What the Locals Do: Northern California

Whenever I say to anyone that I'm from California, they either reply with a nonchalant semi-rhetorical “Oh, LA?” or raise their eyebrows slightly jealously with a look on their face that assumes exactly the same.

However, unbeknownst to many, there is another half to the state that is roughly the same size as the UK, and it too has its stereotypes. A strange, eclectic mix of aging hippies, ski bums and fundamental Republicans co-exist (mostly) peacefully to the north of San Diego, Los Angeles and their year-long mono-climate. My family's home town of Grass Valley seems to accommodate all of these three social groups with mesmerizing effect, being merely 45 minutes from the mountains to the east and the central valley to the west. The former allows ski bums their seasonal pursuits and hippies the privacy to quietly go about growing their legal 'medical' marijuana, while the latter epitomizes the heartland of American rural conservatism. Here are some things to do in Northern California that would rival anywhere else in the US…


There are in fact 30 ski resorts in California, the vast majority of which are in the mountainous north. Legendary resorts such as Squaw Valley USA, which hosted a winter Olympics back in the 60s, and Northstar at Tahoe boast some of the best terrain in the US. The 2010-11 season saw the Lake Tahoe region get in the list of top 5 resort areas with the most snow in the world.


From Yosemite National Park to Mount Shasta, from the Tahoe National Forest to the Mendocino Coastline, Northern California is still an unbridled wilderness. My best summers have been spent packing up a jeep with food, driving off into the middle of nowhere then walking off further into the middle of nowhere and living on a lake or riverside.


Arguably this pastime has a much more general application to the US as a whole rather than just Northern California, but narrow the scope down and the gastronomy is superb. San Francisco showcases one of the most diverse demographics of any city, and therefore an amazing array of food from Chinese to Italian to local seafood. Up in the mountains, the emphasis is on sustainability and whole foods, which leads to a wide range of produce and localized styles. Of course, if the mainstream is more your thing, the usual fast food joints exist, from the positively outstanding (In-N-Out Burger) through the mediocre (Taco Bell, Carl's Jr), to the abysmal (Wendy's, Burger King, Jack In The Box).
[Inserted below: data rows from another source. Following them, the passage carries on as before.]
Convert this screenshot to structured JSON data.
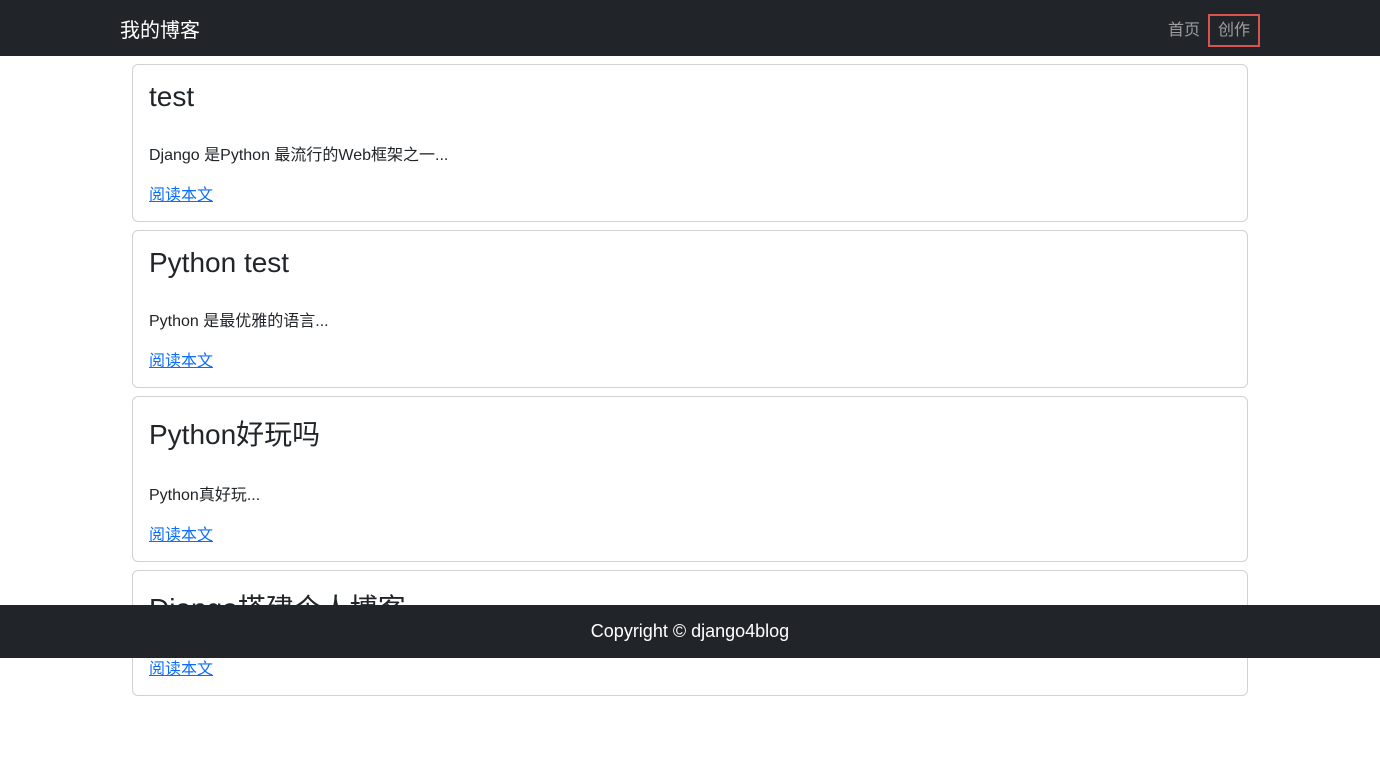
{
  "navbar": {
    "brand": "我的博客",
    "links": [
      {
        "label": "首页",
        "highlighted": false
      },
      {
        "label": "创作",
        "highlighted": true
      }
    ]
  },
  "posts": [
    {
      "title": "test",
      "excerpt": "Django 是Python 最流行的Web框架之一...",
      "read_more": "阅读本文"
    },
    {
      "title": "Python test",
      "excerpt": "Python 是最优雅的语言...",
      "read_more": "阅读本文"
    },
    {
      "title": "Python好玩吗",
      "excerpt": "Python真好玩...",
      "read_more": "阅读本文"
    },
    {
      "title": "Django搭建个人博客",
      "excerpt": "",
      "read_more": "阅读本文"
    }
  ],
  "footer": {
    "text": "Copyright © django4blog"
  }
}
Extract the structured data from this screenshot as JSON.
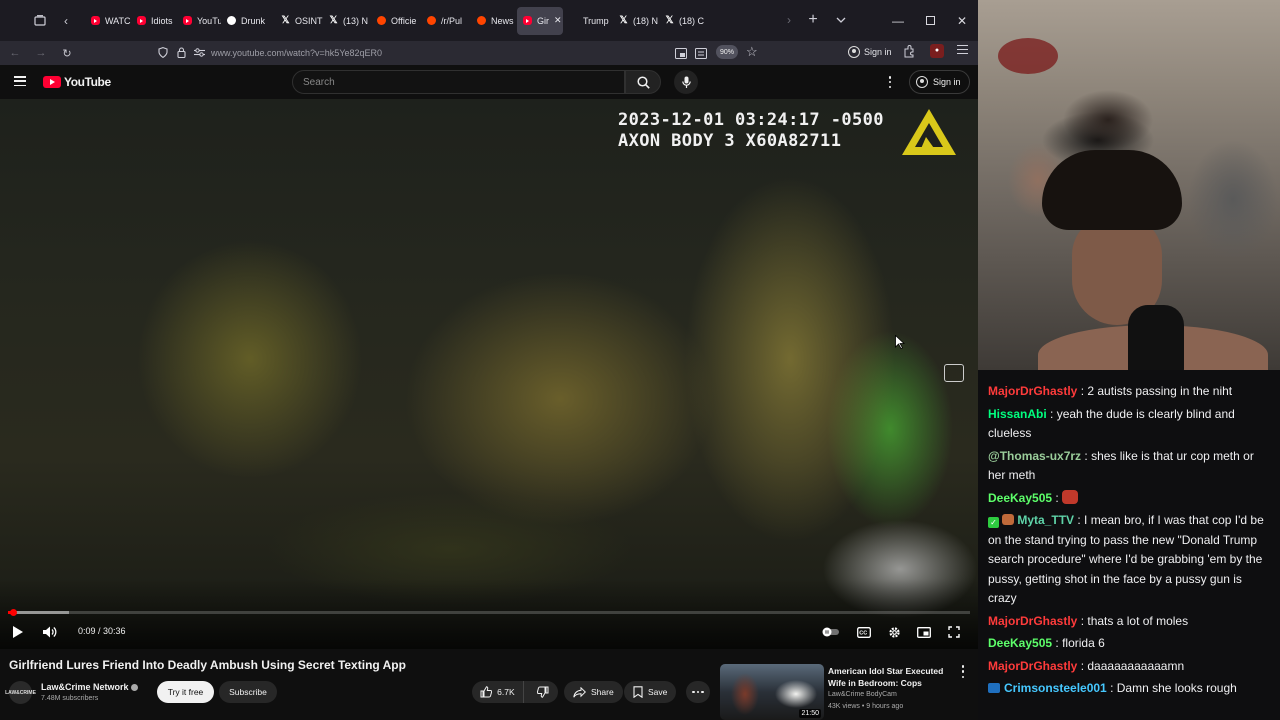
{
  "browser": {
    "tabs": [
      {
        "label": "WATC",
        "icon": "youtube-icon"
      },
      {
        "label": "Idiots",
        "icon": "youtube-icon"
      },
      {
        "label": "YouTu",
        "icon": "youtube-icon"
      },
      {
        "label": "Drunk",
        "icon": "globe-icon"
      },
      {
        "label": "OSINT",
        "icon": "x-icon"
      },
      {
        "label": "(13) N",
        "icon": "x-icon"
      },
      {
        "label": "Officie",
        "icon": "reddit-icon"
      },
      {
        "label": "/r/Pul",
        "icon": "reddit-icon"
      },
      {
        "label": "News",
        "icon": "reddit-icon"
      },
      {
        "label": "Gir",
        "icon": "youtube-icon",
        "active": true
      },
      {
        "label": "Trump",
        "icon": "page-icon"
      },
      {
        "label": "(18) N",
        "icon": "x-icon"
      },
      {
        "label": "(18) C",
        "icon": "x-icon"
      }
    ],
    "url": "www.youtube.com/watch?v=hk5Ye82qER0",
    "zoom": "90%",
    "signin_label": "Sign in"
  },
  "youtube": {
    "logo_text": "YouTube",
    "search_placeholder": "Search",
    "signin_label": "Sign in"
  },
  "video": {
    "osd_line1": "2023-12-01 03:24:17 -0500",
    "osd_line2": "AXON BODY 3 X60A82711",
    "time": "0:09 / 30:36",
    "progress_fraction": 0.005,
    "buffered_fraction": 0.063,
    "title": "Girlfriend Lures Friend Into Deadly Ambush Using Secret Texting App"
  },
  "channel": {
    "avatar_text": "LAW&CRIME",
    "name": "Law&Crime Network",
    "subscribers": "7.48M subscribers",
    "try_label": "Try it free",
    "subscribe_label": "Subscribe"
  },
  "actions": {
    "likes": "6.7K",
    "share_label": "Share",
    "save_label": "Save"
  },
  "recommended": {
    "title": "American Idol Star Executed Wife in Bedroom: Cops",
    "channel": "Law&Crime BodyCam",
    "meta": "43K views • 9 hours ago",
    "duration": "21:50"
  },
  "chat": {
    "messages": [
      {
        "user": "MajorDrGhastly",
        "color": "#ff3b3b",
        "text": "2 autists passing in the niht"
      },
      {
        "user": "HissanAbi",
        "color": "#00ff7f",
        "text": "yeah the dude is clearly blind and clueless"
      },
      {
        "user": "@Thomas-ux7rz",
        "color": "#9acd9a",
        "text": "shes like is that ur cop meth or her meth"
      },
      {
        "user": "DeeKay505",
        "color": "#5dff6a",
        "text": ""
      },
      {
        "user": "Myta_TTV",
        "color": "#5fd3a8",
        "text": "I mean bro, if I was that cop I'd be on the stand trying to pass the new \"Donald Trump search procedure\" where I'd be grabbing 'em by the pussy, getting shot in the face by a pussy gun is crazy"
      },
      {
        "user": "MajorDrGhastly",
        "color": "#ff3b3b",
        "text": "thats a lot of moles"
      },
      {
        "user": "DeeKay505",
        "color": "#5dff6a",
        "text": "florida 6"
      },
      {
        "user": "MajorDrGhastly",
        "color": "#ff3b3b",
        "text": "daaaaaaaaaaamn"
      },
      {
        "user": "Crimsonsteele001",
        "color": "#46c8ff",
        "text": "Damn she looks rough"
      }
    ]
  }
}
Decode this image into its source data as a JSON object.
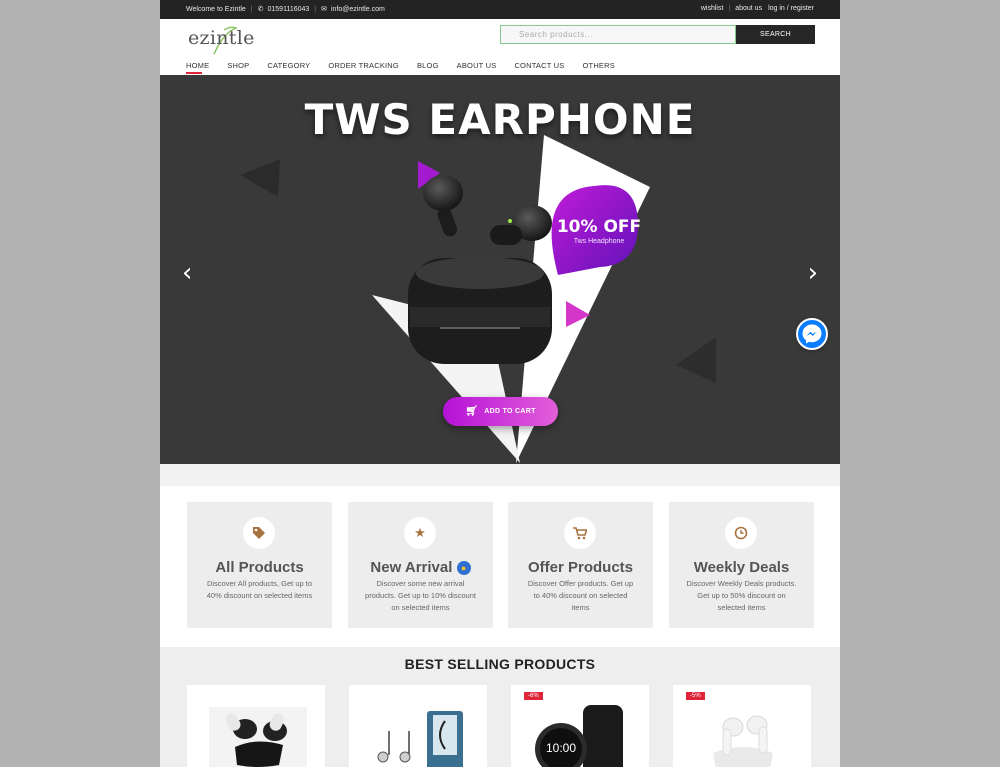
{
  "topbar": {
    "welcome": "Welcome to Ezintle",
    "phone": "01591116043",
    "email": "info@ezintle.com",
    "wishlist": "wishlist",
    "about": "about us",
    "login": "log in / register"
  },
  "brand": {
    "logo_text": "ezintle"
  },
  "search": {
    "placeholder": "Search products...",
    "button_label": "SEARCH"
  },
  "nav": {
    "items": [
      "HOME",
      "SHOP",
      "CATEGORY",
      "ORDER TRACKING",
      "BLOG",
      "ABOUT US",
      "CONTACT US",
      "OTHERS"
    ],
    "active": "HOME"
  },
  "hero": {
    "title": "TWS EARPHONE",
    "badge_percent": "10% OFF",
    "badge_sub": "Tws Headphone",
    "cta_label": "ADD TO CART",
    "prev_arrow": "‹",
    "next_arrow": "›"
  },
  "features": [
    {
      "title": "All Products",
      "desc": "Discover All products, Get up to 40% discount on selected items",
      "icon": "tags-icon"
    },
    {
      "title": "New Arrival",
      "desc": "Discover some new arrival products. Get up to 10% discount on selected items",
      "icon": "star-icon"
    },
    {
      "title": "Offer Products",
      "desc": "Discover Offer products. Get up to 40% discount on selected items",
      "icon": "cart-icon"
    },
    {
      "title": "Weekly Deals",
      "desc": "Discover Weekly Deals products. Get up to 50% discount on selected items",
      "icon": "clock-icon"
    }
  ],
  "best_selling": {
    "title": "BEST SELLING PRODUCTS",
    "products": [
      {
        "image": "black-tws-earbuds"
      },
      {
        "image": "wired-earphones"
      },
      {
        "badge": "-6%",
        "image": "smartwatch",
        "watch_time": "10:00"
      },
      {
        "badge": "-5%",
        "image": "white-earbuds"
      }
    ]
  },
  "colors": {
    "accent": "#e0243a",
    "dark": "#232323",
    "hero_bg": "#3a3939",
    "purple": "#b512d6",
    "icon_brown": "#a8733f",
    "messenger": "#0a7cff"
  }
}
Again, a big favourite for all Americans. However, the NorCal coastline is not a sight to be missed. The Pacific Coast highway from Marin County up to the Oregon border is dramatic, impressive and exhilarating. Not to mention the great town names one comes across on the journey of 400 miles: 'Eureka' and 'Big Lagoon' were personal favourites.

In short, NorCal is worth discovering just for how different it is to what people expect when California is mentioned.


Images courtesy of Laura Rodrguez-Deuling (title image), Arlene Schag, Abi Massey and anydaynow.